September 17, 2009
Like many people in Brussels I was following yesterday the election of Jose Manuel Barroso as Commission President in the European Parliament. Specifically I was asking myself what role the Socialist Group in the EP played.
The official line of the Socialist & Democrats Group was to abstain in the vote on the Commission President. Asked on Twitter how he voted, German Social Democrat MEP Matthias Groote answered yesterday afternoon that he did not support Barroso. He did not want to clarify whether this meant that he voted no or that he abstained, saying that the vote was secret and that he respects that.
Now it is his perfect right not to disclose his personal choice in a secret ballot. I would even say that it is remarkable that an MEP takes the time to answer and explain on Twitter his reasons why and how he voted on a certain issue.
But I want to take this as a starting point to ask two questions:
- Is a secret ballot adequate for electing a European Commission President?
- What is the reasoning behind the abstention of Socialist MEPs in the Barroso vote?
The secret ballot
The vote on the Commission President is cast by a secret ballot, in accordance with the EU Treaties.
The key aim [of a secret ballot] is to ensure the voter records a sincere choice by forestalling attempts to influence the voter by intimidation or bribery. (Wikipedia)
Now I have to admit that I have no idea of the practice of using secret ballots in the European Parliament or national parliaments. So far, I haven’t noticed any votes in the EP that were secret, with the exception of the vote on the President of the European Parliament.
One the one hand I think that the aim of the secret ballot described above holds also true for important votes in the EP. MEPs of a certain political group could be (or could fear to be) intimidated and could face some pressure to vote with their political family in case their vote would be made public.
One the other hand it is exactly the Commission and its President that many people in Europe describe as not having the required democratic legitimacy that it should have. Does it improve or hinder democracy when the directly elected MEPs cast their vote on the Commission President in a secret ballot. I don’t know enough about parliamentary principles to make up my mind. Would be interesting to hear your opinion on it.
The role of the Socialist in the Barroso vote
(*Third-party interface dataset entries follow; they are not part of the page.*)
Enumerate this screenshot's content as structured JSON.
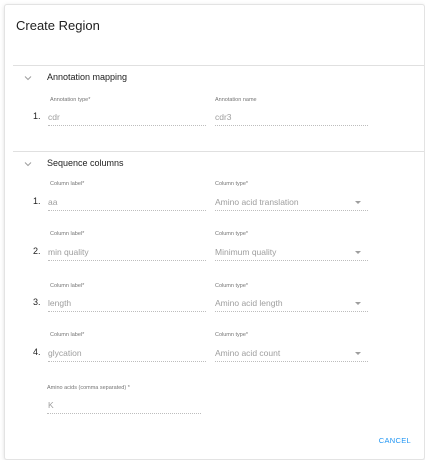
{
  "dialog": {
    "title": "Create Region",
    "cancel_label": "CANCEL"
  },
  "annotation_mapping": {
    "title": "Annotation mapping",
    "type_label": "Annotation type",
    "name_label": "Annotation name",
    "row_number": "1.",
    "type_value": "cdr",
    "name_value": "cdr3"
  },
  "sequence_columns": {
    "title": "Sequence columns",
    "rows": [
      {
        "number": "1.",
        "label_caption": "Column label",
        "label_value": "aa",
        "type_caption": "Column type",
        "type_value": "Amino acid translation"
      },
      {
        "number": "2.",
        "label_caption": "Column label",
        "label_value": "min quality",
        "type_caption": "Column type",
        "type_value": "Minimum quality"
      },
      {
        "number": "3.",
        "label_caption": "Column label",
        "label_value": "length",
        "type_caption": "Column type",
        "type_value": "Amino acid length"
      },
      {
        "number": "4.",
        "label_caption": "Column label",
        "label_value": "glycation",
        "type_caption": "Column type",
        "type_value": "Amino acid count"
      }
    ],
    "amino_acids_label": "Amino acids (comma separated)",
    "amino_acids_value": "K"
  },
  "required_marker": "*"
}
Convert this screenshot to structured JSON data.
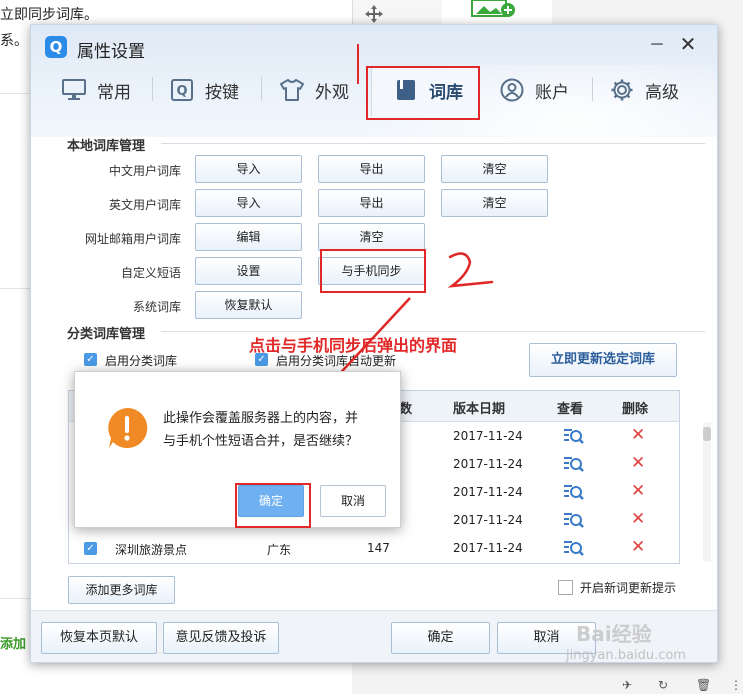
{
  "background": {
    "text1": "立即同步词库。",
    "text2": "系。",
    "text3": "添加",
    "move_icon": "move-icon",
    "image_icon": "image-add-icon"
  },
  "window": {
    "title": "属性设置",
    "logo": "Q",
    "minimize": "－",
    "close": "✕"
  },
  "tabs": [
    {
      "label": "常用",
      "icon": "monitor-icon"
    },
    {
      "label": "按键",
      "icon": "key-icon"
    },
    {
      "label": "外观",
      "icon": "shirt-icon"
    },
    {
      "label": "词库",
      "icon": "book-icon"
    },
    {
      "label": "账户",
      "icon": "user-icon"
    },
    {
      "label": "高级",
      "icon": "gear-icon"
    }
  ],
  "local": {
    "title": "本地词库管理",
    "rows": [
      {
        "label": "中文用户词库",
        "buttons": [
          "导入",
          "导出",
          "清空"
        ]
      },
      {
        "label": "英文用户词库",
        "buttons": [
          "导入",
          "导出",
          "清空"
        ]
      },
      {
        "label": "网址邮箱用户词库",
        "buttons": [
          "编辑",
          "清空"
        ]
      },
      {
        "label": "自定义短语",
        "buttons": [
          "设置",
          "与手机同步"
        ]
      },
      {
        "label": "系统词库",
        "buttons": [
          "恢复默认"
        ]
      }
    ]
  },
  "category": {
    "title": "分类词库管理",
    "enable_label": "启用分类词库",
    "auto_update_label": "启用分类词库自动更新",
    "update_button": "立即更新选定词库"
  },
  "table": {
    "headers": {
      "count": "数",
      "date": "版本日期",
      "view": "查看",
      "delete": "删除"
    },
    "rows": [
      {
        "date": "2017-11-24"
      },
      {
        "date": "2017-11-24"
      },
      {
        "date": "2017-11-24"
      },
      {
        "date": "2017-11-24"
      },
      {
        "name": "深圳旅游景点",
        "region": "广东",
        "count": "147",
        "date": "2017-11-24"
      }
    ]
  },
  "add_more": "添加更多词库",
  "new_dict_hint": "开启新词更新提示",
  "footer": {
    "restore": "恢复本页默认",
    "feedback": "意见反馈及投诉",
    "ok": "确定",
    "cancel": "取消"
  },
  "dialog": {
    "line1": "此操作会覆盖服务器上的内容，并",
    "line2": "与手机个性短语合并，是否继续？",
    "ok": "确定",
    "cancel": "取消",
    "icon": "warning-icon"
  },
  "annotation": {
    "text": "点击与手机同步后弹出的界面"
  },
  "watermark": {
    "brand": "Bai经验",
    "url": "jingyan.baidu.com"
  },
  "colors": {
    "accent": "#2a8be8",
    "annotation": "#e12828",
    "warning": "#f08a24"
  }
}
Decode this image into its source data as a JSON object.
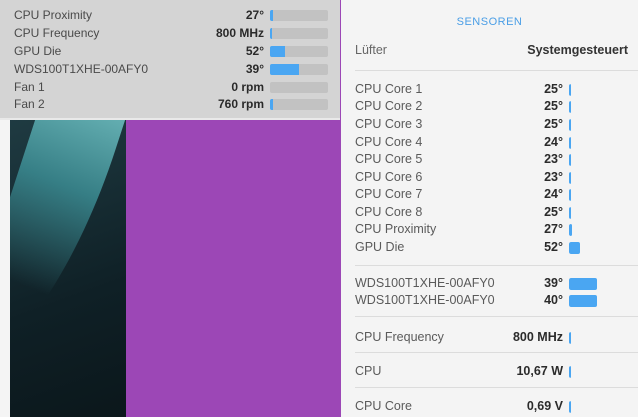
{
  "left_panel": {
    "rows": [
      {
        "name": "CPU Proximity",
        "value": "27°",
        "level": 0.05
      },
      {
        "name": "CPU Frequency",
        "value": "800 MHz",
        "level": 0.03
      },
      {
        "name": "GPU Die",
        "value": "52°",
        "level": 0.25
      },
      {
        "name": "WDS100T1XHE-00AFY0",
        "value": "39°",
        "level": 0.5
      },
      {
        "name": "Fan 1",
        "value": "0 rpm",
        "level": 0.0
      },
      {
        "name": "Fan 2",
        "value": "760 rpm",
        "level": 0.05
      }
    ]
  },
  "right_panel": {
    "title": "SENSOREN",
    "fan_label": "Lüfter",
    "fan_value": "Systemgesteuert",
    "core_rows": [
      {
        "name": "CPU Core 1",
        "value": "25°",
        "level": 0.04
      },
      {
        "name": "CPU Core 2",
        "value": "25°",
        "level": 0.04
      },
      {
        "name": "CPU Core 3",
        "value": "25°",
        "level": 0.04
      },
      {
        "name": "CPU Core 4",
        "value": "24°",
        "level": 0.04
      },
      {
        "name": "CPU Core 5",
        "value": "23°",
        "level": 0.04
      },
      {
        "name": "CPU Core 6",
        "value": "23°",
        "level": 0.04
      },
      {
        "name": "CPU Core 7",
        "value": "24°",
        "level": 0.04
      },
      {
        "name": "CPU Core 8",
        "value": "25°",
        "level": 0.04
      },
      {
        "name": "CPU Proximity",
        "value": "27°",
        "level": 0.05
      },
      {
        "name": "GPU Die",
        "value": "52°",
        "level": 0.2
      }
    ],
    "disk_rows": [
      {
        "name": "WDS100T1XHE-00AFY0",
        "value": "39°",
        "level": 0.5
      },
      {
        "name": "WDS100T1XHE-00AFY0",
        "value": "40°",
        "level": 0.5
      }
    ],
    "freq_row": {
      "name": "CPU Frequency",
      "value": "800 MHz",
      "level": 0.03
    },
    "power_row": {
      "name": "CPU",
      "value": "10,67 W",
      "level": 0.03
    },
    "voltage_row": {
      "name": "CPU Core",
      "value": "0,69 V",
      "level": 0.03
    }
  },
  "colors": {
    "accent": "#4aa6f2",
    "desktop": "#9c47b6"
  }
}
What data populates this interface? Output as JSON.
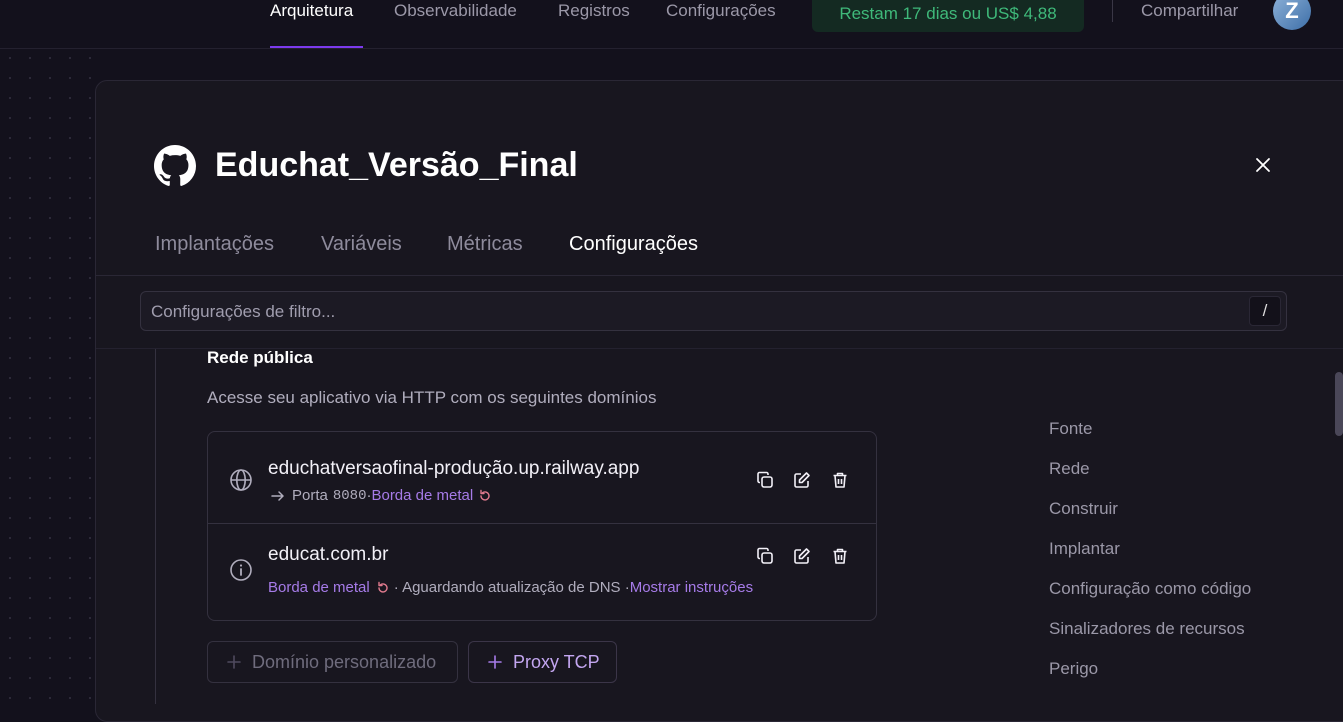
{
  "nav": {
    "items": [
      "Arquitetura",
      "Observabilidade",
      "Registros",
      "Configurações"
    ],
    "active": "Arquitetura",
    "trial_badge": "Restam 17 dias ou US$ 4,88",
    "share": "Compartilhar",
    "avatar_letter": "Z"
  },
  "service": {
    "title": "Educhat_Versão_Final",
    "tabs": [
      "Implantações",
      "Variáveis",
      "Métricas",
      "Configurações"
    ],
    "active_tab": "Configurações"
  },
  "filter": {
    "placeholder": "Configurações de filtro...",
    "shortcut": "/"
  },
  "public_network": {
    "title": "Rede pública",
    "description": "Acesse seu aplicativo via HTTP com os seguintes domínios",
    "domains": [
      {
        "name": "educhatversaofinal-produção.up.railway.app",
        "port_label": "Porta",
        "port": "8080",
        "sep": "·",
        "edge": "Borda de metal"
      },
      {
        "name": "educat.com.br",
        "edge": "Borda de metal",
        "status": "· Aguardando atualização de DNS ·",
        "instructions": "Mostrar instruções"
      }
    ],
    "buttons": {
      "custom_domain": "Domínio personalizado",
      "tcp_proxy": "Proxy TCP"
    }
  },
  "side_nav": [
    "Fonte",
    "Rede",
    "Construir",
    "Implantar",
    "Configuração como código",
    "Sinalizadores de recursos",
    "Perigo"
  ],
  "colors": {
    "accent": "#7c3aed",
    "edge_link": "#a67be8",
    "trial_green": "#3fb97a"
  }
}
The official line of the Socialist MEPs was to abstain from the vote on the Commission President. Now you could say that this is the only realistic option for the S&D group as they had no own candidate and no majority in the EP to prevent Barroso remaining at the head of the European Commission.
But why not simply voting against Barroso? If the headline of the S&D Group website after the vote was “Weakest Commission President in history” then I think it would have been consequent to vote no. Such a headline suggests that the Socialists feel more in opposition than in a constructive dialogue about key policies of the Commission, something Tony Robinson, Head of Press and Communications of the S&D Group, wanted to stress in another tweet yesterday:
“People wrongly think today’s Barroso vote is the end of the affair. The big vote comes later on the new Commission and its policies.”
Now it is difficult for me to understand how it will be possible for the Socialist MEPs to influence key policies of the new Commission when they have no alliance with others to block the whole Commission. Does really anyone think that the center-left political groups in the EP will build up an alliance to reject the entire new Commission based on reservations about not being “social” enough? Yes, there was the issue of Buttiglione in 2004, but this only is an option for rather extreme cases, not “influencing policies”.
The irony in all this is: 117 MEPS abstained in the vote. 382 voted for and 219 against Barroso. As the vote was secret we don’t know how each MEP voted. All comments suggest that the abstentions come from the Socialists and that the yes votes are all from EPP, Liberal and ECR Group. But we don’t know. Maybe Barroso has convinced several Greens in their public hearing? Or there are Liberals that abstained rather than voting for Barroso. So how will Barroso know who really supported him?
There is one further interesting remark by a Poul Rasmussen, President of the Party of European Socialists. In a first reaction, according to EurActiv, he said:
“For the coherence of Europe, we insist on having the post of High Representative, or if the Lisbon treaty is ratified, the European Council president. We have several excellent candidates for these positions.”
I am very interested in knowing which candidates will be put forward (and why they wouldn’t have been suitable as Commission President).
Always interested in your comments!